Is it that time already? Tonight we throw off the shackles of Daylight Saving Time and turn our clocks back one hour. It’s nice getting that extra hour of sleep, but I never make up for it by going to bed earlier Sunday night. Instead, when it’s 11 0’clock (midnight in DST-speak) I figure it’s still too early, stay up the extra hour and waste my 60-minute gift.
Outside of getting used to a slightly altered biological rhythm, losing DST affects how and when we view the night sky. For instance, if your sky is clear tonight and you face east around 9 p.m., you’ll see the topmost bright star in Orion, Betelgeuse, poking over the eastern horizon. But you’ll have to wait an addition hour for the full constellation to rise.

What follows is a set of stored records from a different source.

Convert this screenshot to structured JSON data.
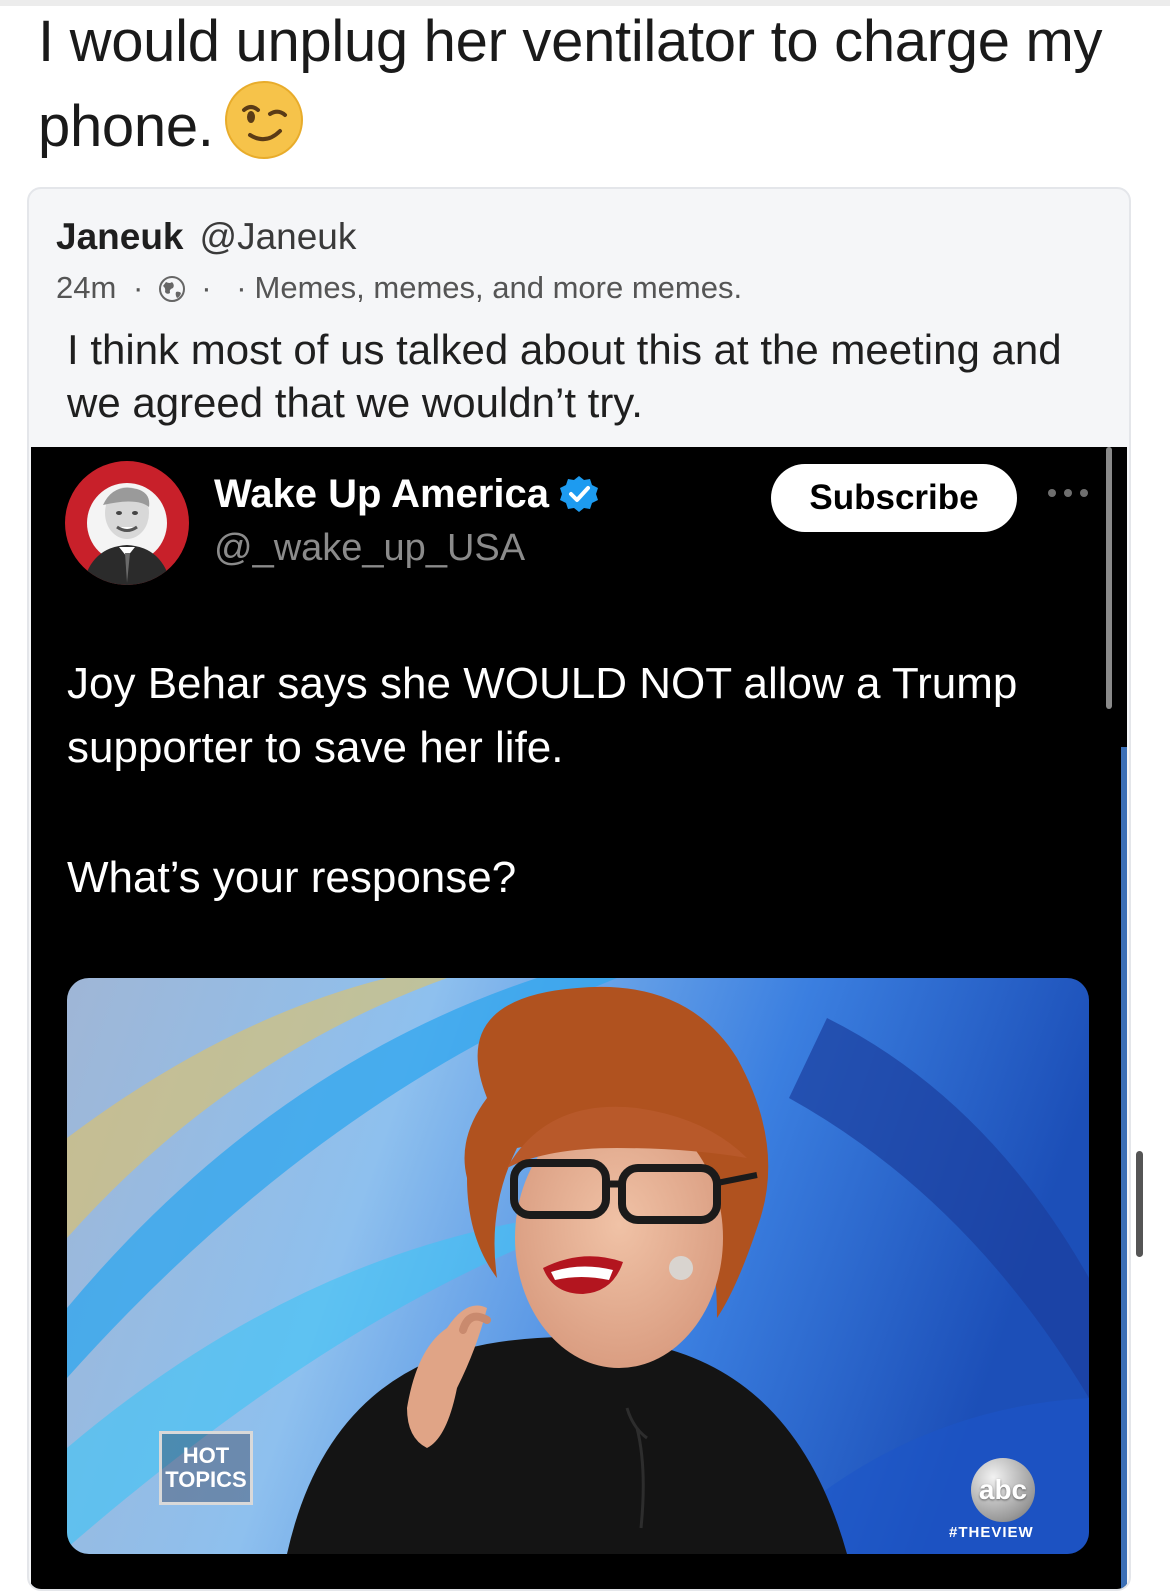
{
  "post": {
    "text": "I would unplug her ventilator to charge my phone.",
    "emoji": "winking-face"
  },
  "quote": {
    "author_name": "Janeuk",
    "author_handle": "@Janeuk",
    "time": "24m",
    "dot": "·",
    "dot2": "·",
    "dot3": "·",
    "visibility_icon": "globe-icon",
    "group_name": "Memes, memes, and more memes.",
    "body": "I think most of us talked about this at the meeting and we agreed that we wouldn’t try."
  },
  "embed": {
    "account_name": "Wake Up America",
    "account_handle": "@_wake_up_USA",
    "subscribe_label": "Subscribe",
    "tweet_line1": "Joy Behar says she WOULD NOT allow a Trump supporter to save her life.",
    "tweet_line2": "What’s your response?",
    "media": {
      "hot_topics": "HOT TOPICS",
      "network_logo": "abc",
      "hashtag": "#THEVIEW"
    }
  },
  "colors": {
    "verified": "#1d9bf0",
    "embed_bg": "#000000",
    "card_bg": "#f5f6f8"
  }
}
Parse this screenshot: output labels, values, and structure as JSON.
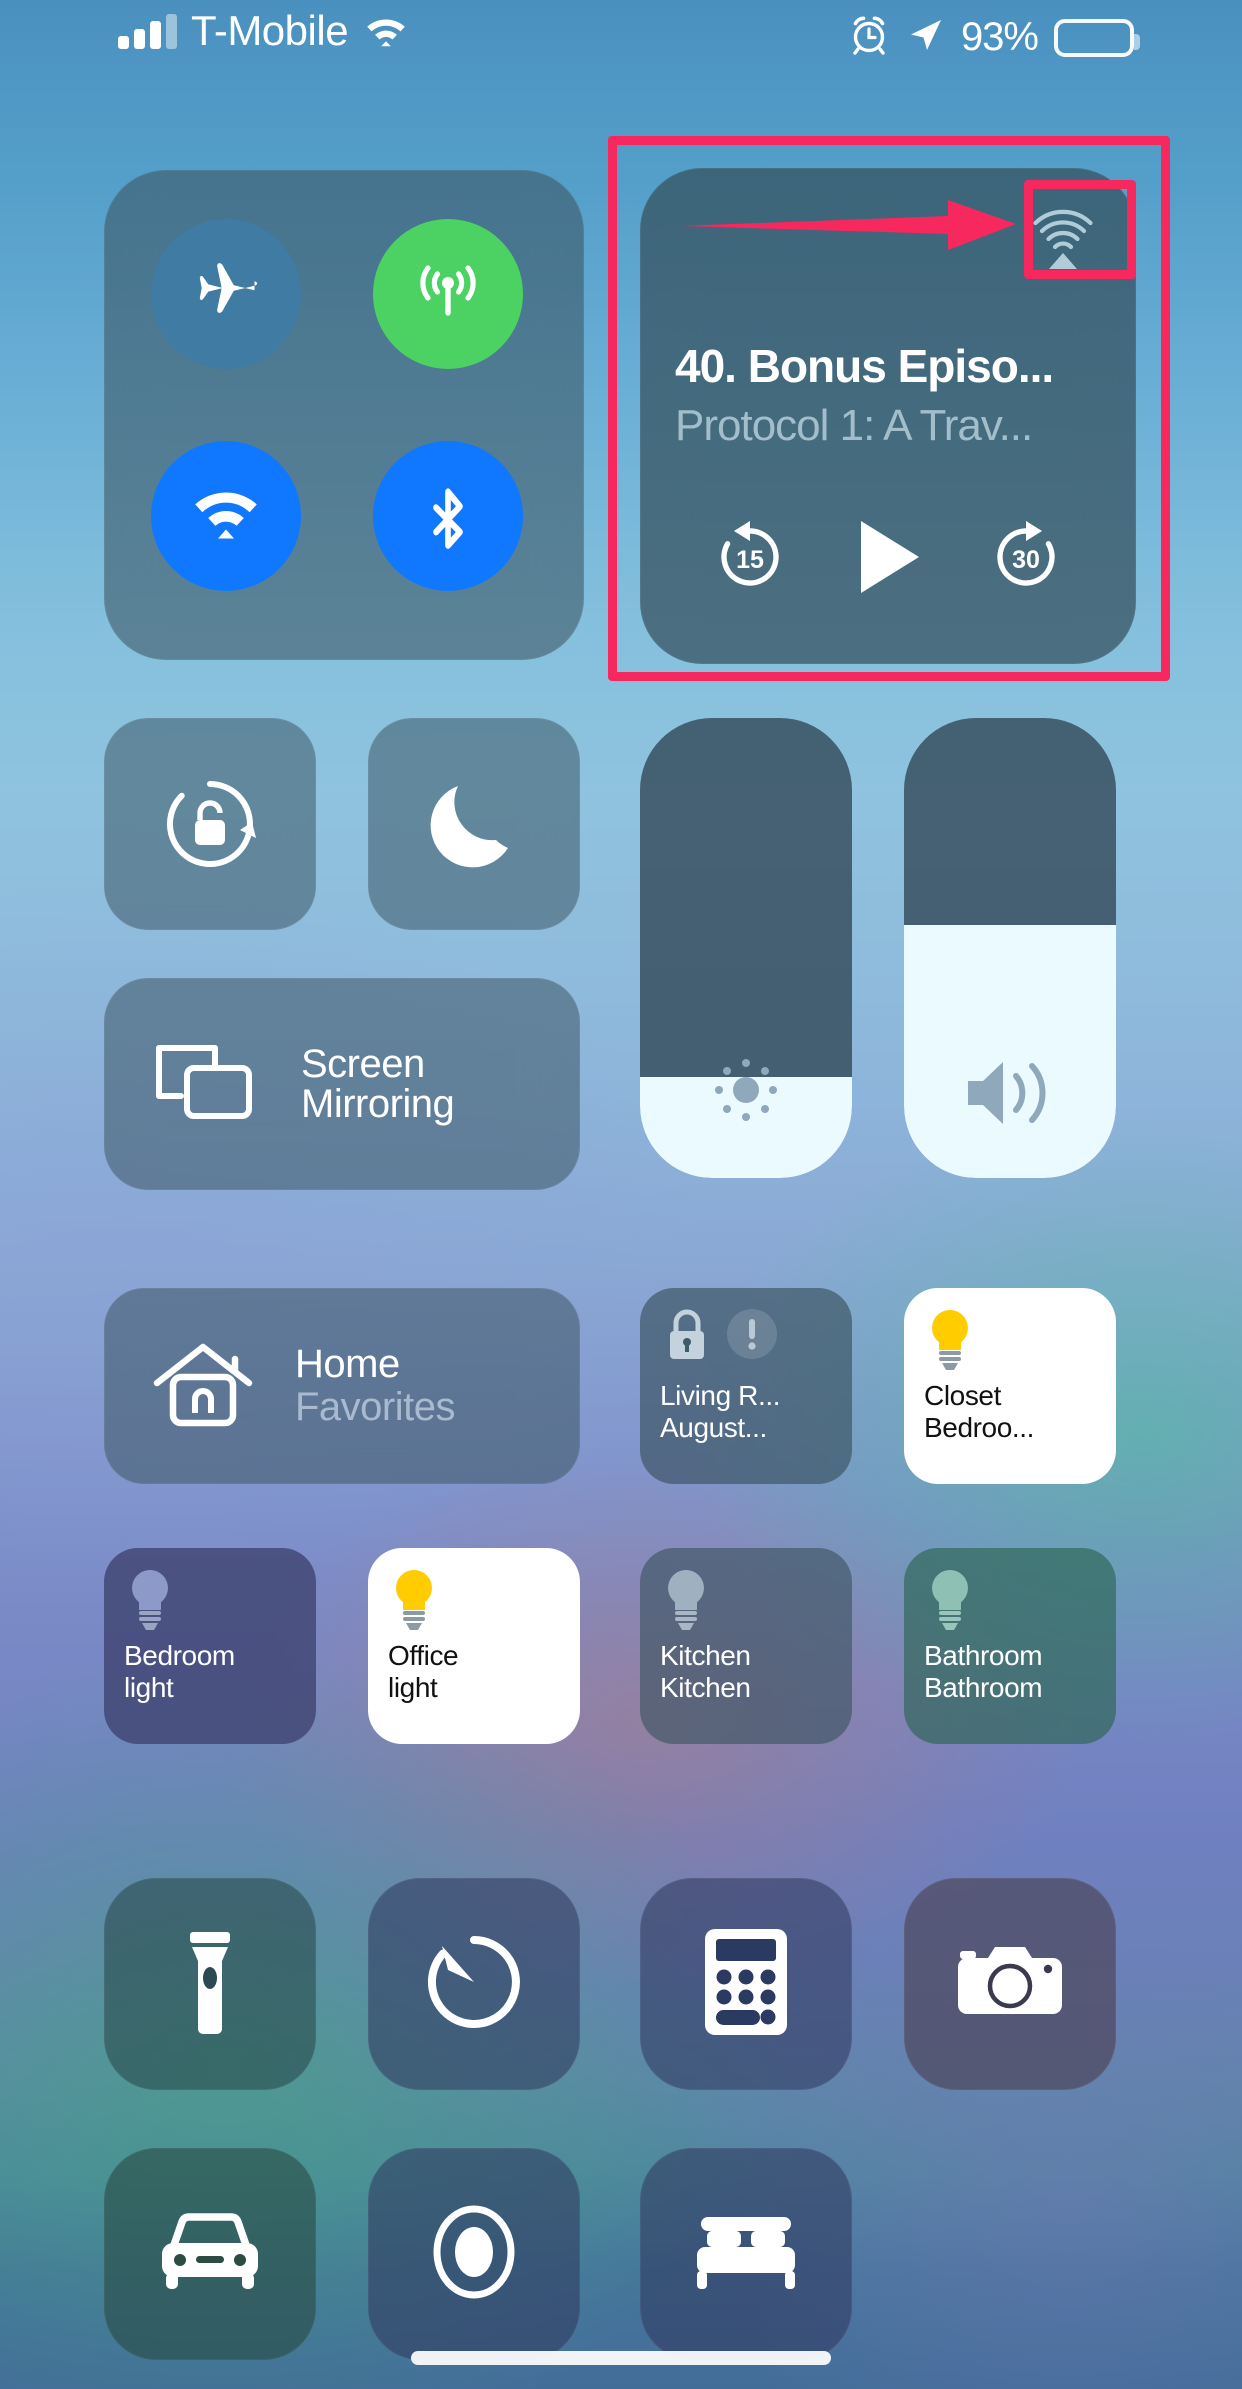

Tomorrow night, without DST in effect, Orion will be in full view at 9 p.m. Losing daylight time means that 10 p.m. tonight is the same as 9 p.m. tomorrow night. Every November, losing DST gives all the stars in the eastern sky a leg up. They’re a full hour’s worth of time higher up in the sky. What about the western sky constellations? Yes, you guessed it. They all set an hour sooner.
It’s a philosophical thing. If you feel like shaking off the old and hurrying in the new, when it comes to stars, the November return to standard time is your friend. While you’re out tonight checking on the mechanics of all this, be sure to face south-southwest in twilight and early evening to catch sight of the thick crescent moon not far from the planet Mars.